EXERCISE AIM: Please copy each line of the records below that includes the word "name".

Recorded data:
##########
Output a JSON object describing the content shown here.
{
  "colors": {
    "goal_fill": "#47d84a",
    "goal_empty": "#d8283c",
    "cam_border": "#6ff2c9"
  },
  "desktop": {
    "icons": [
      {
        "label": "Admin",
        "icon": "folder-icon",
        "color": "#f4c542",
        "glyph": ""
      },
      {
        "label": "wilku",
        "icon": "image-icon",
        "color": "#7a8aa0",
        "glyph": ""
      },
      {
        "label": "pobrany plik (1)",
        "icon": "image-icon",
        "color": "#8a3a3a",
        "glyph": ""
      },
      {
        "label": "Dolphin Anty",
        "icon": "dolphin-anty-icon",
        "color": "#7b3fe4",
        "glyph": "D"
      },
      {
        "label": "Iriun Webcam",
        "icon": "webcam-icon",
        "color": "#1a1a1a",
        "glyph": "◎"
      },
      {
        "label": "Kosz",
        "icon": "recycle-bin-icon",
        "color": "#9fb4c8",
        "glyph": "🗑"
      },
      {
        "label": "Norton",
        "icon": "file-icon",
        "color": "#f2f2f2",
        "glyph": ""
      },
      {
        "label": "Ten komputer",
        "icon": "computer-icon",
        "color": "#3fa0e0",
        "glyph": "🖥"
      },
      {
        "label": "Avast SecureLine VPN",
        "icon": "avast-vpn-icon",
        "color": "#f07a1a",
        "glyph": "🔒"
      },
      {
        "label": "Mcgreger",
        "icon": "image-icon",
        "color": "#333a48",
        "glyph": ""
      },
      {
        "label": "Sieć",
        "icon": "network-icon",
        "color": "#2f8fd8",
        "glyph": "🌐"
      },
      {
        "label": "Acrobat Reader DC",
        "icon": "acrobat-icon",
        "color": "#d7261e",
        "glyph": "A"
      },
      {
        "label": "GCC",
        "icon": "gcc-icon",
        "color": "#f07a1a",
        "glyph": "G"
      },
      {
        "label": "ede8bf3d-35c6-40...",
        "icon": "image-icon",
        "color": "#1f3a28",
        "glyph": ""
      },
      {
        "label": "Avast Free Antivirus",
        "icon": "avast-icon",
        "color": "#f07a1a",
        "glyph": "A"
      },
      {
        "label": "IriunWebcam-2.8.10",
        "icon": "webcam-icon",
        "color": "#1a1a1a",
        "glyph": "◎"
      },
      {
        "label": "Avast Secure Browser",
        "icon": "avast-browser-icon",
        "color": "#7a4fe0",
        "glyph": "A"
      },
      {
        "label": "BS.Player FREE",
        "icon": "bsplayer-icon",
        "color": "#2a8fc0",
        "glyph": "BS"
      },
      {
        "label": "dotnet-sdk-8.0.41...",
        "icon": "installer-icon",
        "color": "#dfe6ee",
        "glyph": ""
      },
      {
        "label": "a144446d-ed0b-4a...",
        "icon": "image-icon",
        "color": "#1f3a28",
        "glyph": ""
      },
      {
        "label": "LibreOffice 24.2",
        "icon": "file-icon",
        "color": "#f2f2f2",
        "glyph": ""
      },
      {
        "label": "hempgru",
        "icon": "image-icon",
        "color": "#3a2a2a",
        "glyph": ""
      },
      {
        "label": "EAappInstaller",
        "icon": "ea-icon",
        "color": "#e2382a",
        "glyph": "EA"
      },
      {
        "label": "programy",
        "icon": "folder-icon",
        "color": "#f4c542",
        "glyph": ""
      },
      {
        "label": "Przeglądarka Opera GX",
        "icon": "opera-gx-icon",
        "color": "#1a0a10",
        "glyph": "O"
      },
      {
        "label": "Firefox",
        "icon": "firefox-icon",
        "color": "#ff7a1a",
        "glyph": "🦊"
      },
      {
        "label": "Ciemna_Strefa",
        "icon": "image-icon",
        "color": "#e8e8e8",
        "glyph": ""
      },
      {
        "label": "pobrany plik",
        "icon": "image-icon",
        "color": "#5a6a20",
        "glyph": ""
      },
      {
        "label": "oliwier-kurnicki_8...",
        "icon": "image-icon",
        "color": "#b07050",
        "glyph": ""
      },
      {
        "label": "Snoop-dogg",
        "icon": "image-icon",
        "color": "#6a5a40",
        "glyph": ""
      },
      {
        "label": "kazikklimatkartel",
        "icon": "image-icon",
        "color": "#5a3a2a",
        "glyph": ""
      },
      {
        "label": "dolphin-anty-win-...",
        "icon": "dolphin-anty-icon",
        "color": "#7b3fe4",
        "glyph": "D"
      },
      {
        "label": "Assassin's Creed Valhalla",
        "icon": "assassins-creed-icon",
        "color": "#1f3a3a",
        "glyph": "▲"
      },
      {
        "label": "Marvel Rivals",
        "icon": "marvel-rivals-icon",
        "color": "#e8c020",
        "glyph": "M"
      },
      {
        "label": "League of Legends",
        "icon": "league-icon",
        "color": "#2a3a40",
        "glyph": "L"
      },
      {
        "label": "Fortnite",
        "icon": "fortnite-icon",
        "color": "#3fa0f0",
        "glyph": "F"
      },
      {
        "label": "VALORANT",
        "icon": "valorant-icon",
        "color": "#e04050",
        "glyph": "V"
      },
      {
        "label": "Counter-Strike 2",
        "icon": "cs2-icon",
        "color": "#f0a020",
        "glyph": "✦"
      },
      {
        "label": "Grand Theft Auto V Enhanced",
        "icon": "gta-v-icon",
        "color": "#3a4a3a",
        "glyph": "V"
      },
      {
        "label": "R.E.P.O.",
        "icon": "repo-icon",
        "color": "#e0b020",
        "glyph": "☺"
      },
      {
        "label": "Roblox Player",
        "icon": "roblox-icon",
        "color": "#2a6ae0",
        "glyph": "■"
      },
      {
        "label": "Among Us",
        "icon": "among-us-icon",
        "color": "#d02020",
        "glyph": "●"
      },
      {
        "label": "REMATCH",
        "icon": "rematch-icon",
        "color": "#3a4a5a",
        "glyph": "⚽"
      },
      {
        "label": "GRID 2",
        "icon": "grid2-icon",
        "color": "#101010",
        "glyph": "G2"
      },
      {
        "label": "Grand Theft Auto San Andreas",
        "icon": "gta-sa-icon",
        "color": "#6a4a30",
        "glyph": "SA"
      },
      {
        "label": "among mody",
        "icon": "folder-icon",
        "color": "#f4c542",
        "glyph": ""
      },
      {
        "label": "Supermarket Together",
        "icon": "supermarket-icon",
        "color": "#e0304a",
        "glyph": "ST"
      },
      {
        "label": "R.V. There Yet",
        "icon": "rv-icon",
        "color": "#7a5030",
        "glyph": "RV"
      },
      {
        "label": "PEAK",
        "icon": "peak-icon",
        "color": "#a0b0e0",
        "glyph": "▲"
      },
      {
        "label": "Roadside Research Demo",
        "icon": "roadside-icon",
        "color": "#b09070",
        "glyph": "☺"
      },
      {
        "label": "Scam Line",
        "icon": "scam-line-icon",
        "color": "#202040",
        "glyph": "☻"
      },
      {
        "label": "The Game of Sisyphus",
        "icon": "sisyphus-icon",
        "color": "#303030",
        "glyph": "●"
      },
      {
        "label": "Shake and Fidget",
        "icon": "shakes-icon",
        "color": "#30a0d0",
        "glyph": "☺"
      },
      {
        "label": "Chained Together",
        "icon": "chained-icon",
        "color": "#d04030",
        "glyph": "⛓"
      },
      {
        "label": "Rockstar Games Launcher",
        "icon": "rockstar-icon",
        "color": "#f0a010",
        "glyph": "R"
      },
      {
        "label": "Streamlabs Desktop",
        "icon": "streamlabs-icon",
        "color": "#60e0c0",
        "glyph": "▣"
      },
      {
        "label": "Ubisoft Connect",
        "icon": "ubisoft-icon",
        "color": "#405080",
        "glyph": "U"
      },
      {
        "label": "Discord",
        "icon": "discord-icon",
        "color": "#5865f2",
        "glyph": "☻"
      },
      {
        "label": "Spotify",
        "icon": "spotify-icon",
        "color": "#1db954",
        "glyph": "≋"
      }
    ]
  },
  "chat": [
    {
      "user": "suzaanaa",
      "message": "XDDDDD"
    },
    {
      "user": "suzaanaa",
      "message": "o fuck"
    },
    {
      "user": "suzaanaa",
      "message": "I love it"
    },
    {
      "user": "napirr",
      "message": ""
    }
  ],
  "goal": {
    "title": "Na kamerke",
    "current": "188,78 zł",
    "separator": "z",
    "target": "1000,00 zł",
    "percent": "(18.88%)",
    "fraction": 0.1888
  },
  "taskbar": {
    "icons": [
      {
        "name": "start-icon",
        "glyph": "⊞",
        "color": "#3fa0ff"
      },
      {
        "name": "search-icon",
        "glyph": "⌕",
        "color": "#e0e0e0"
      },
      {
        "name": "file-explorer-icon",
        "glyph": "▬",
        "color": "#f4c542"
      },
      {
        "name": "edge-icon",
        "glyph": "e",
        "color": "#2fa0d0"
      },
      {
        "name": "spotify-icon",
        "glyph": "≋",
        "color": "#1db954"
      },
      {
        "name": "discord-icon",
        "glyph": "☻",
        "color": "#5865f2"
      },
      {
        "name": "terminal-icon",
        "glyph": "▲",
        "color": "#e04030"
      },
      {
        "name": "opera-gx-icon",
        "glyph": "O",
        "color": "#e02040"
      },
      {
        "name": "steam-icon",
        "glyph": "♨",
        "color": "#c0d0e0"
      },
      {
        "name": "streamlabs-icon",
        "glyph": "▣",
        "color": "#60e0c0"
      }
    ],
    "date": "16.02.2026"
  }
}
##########
RESULT:
        "name": "start-icon",
        "name": "search-icon",
        "name": "file-explorer-icon",
        "name": "edge-icon",
        "name": "spotify-icon",
        "name": "discord-icon",
        "name": "terminal-icon",
        "name": "opera-gx-icon",
        "name": "steam-icon",
        "name": "streamlabs-icon",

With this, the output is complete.